In the wake of City’s achievements there was the usual talk regarding “turning points” and “new dawns” for NZ football. Rightly so, it was a massive achievement to finish third in Morocco and the players and management richly deserved all the plaudits. The nominations for the country’s sporting Oscars, the Halberg Awards, were hurriedly re-configured to include Auckland City as a late entrant for Sports Team of the Year. There was the almost predictable talk about an Auckland entry in the fully professional Australian A-League. Conveniently forgetting the two Auckland-based franchises (Football King 1999-2004 and NZ Knights 2005-2007) which become by-words for failure and mismanagement in the first five years of the new millennium.
It’s highly doubtful NZ could support two fully professional sides so it looks although the Wellington based Phoenix will remain the standard bearer in the Australian A-League for a little while longer yet. But needless to say eyes have been opened to the possibilities when organisation, talent and ambition are combined as effectively as they were by City in Morocco.

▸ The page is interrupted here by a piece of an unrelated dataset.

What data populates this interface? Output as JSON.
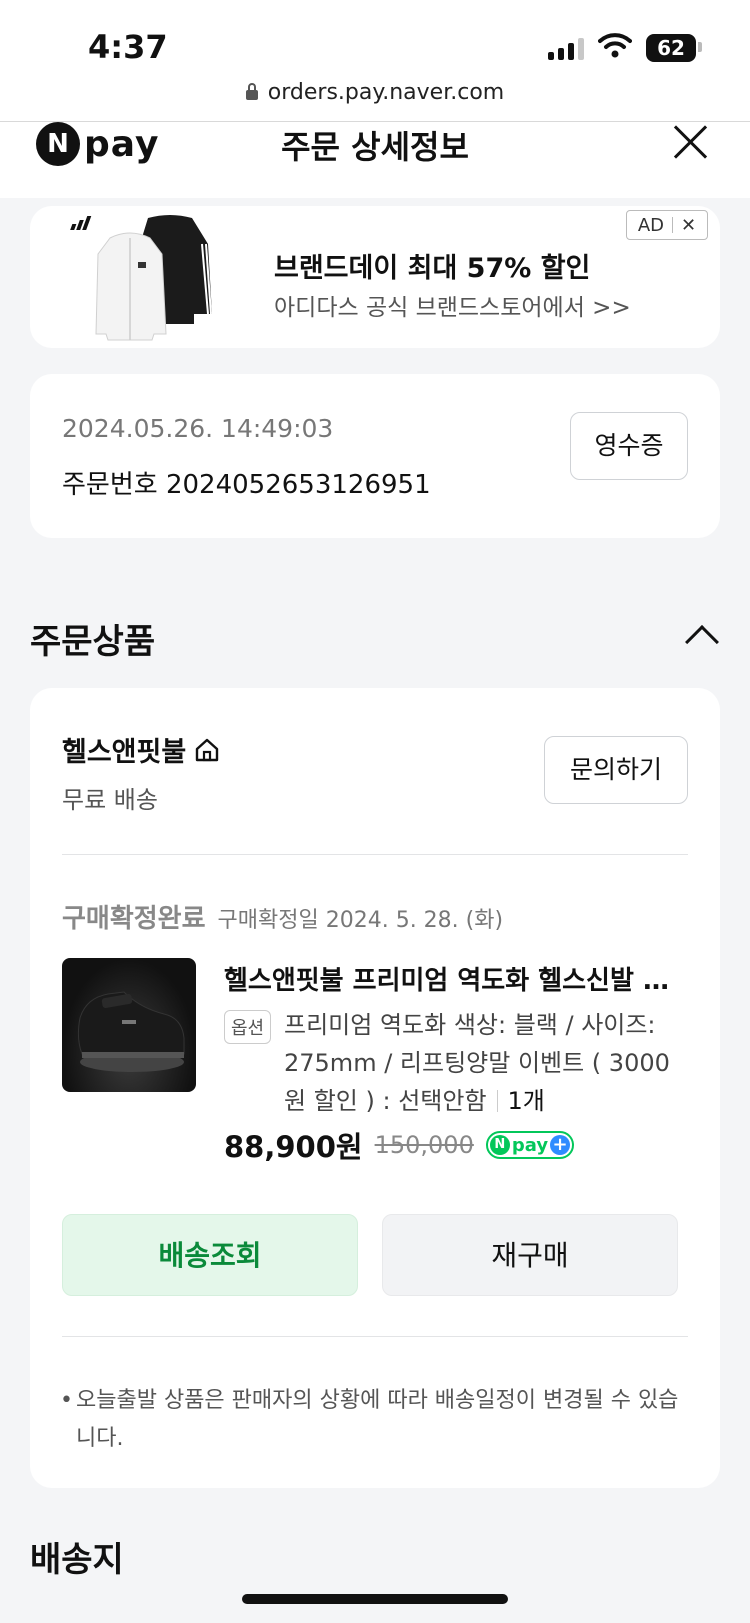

In broader terms where does City’s achievements fit into the wider NZ football and sporting spectrum? There is no doubt a huge amount of creditability has been regained in the wake of the disastrous efforts of the national team during the FIFA World Cup Continental play-off against Mexico at the tail end of 2013. Some even trumpeted the win against Cruz Azul as direct revenge. The All Whites were swept aside 9-3 on aggregate to a domestic-based Mexican side. A new national coach has been recently instilled, one that seems to preach a similar gospel to Tribulietx, one of possession, patience and technique. The game continues to grow, particularly at junior level, as does the women’s’ football. The absence of Australia in Oceania means that our various national teams have a fairly achievable road to age-group finals. The FIFA under 20 World Cup is due to be held on these shores in May. Another chance for New Zealanders to see the beauty and theatre of the sport and its future stars. In wider political and economic terms it’s possible the global significance of the sport may finally be recognised here. Football is an international language and its popularity and cultural significance with our existing and potential trading partners shouldn’t be under-estimated, particularly in Asia and South America. A sport that has always been treated as something of a novelty by the general sporting public may finally gain widespread acceptance and recognition.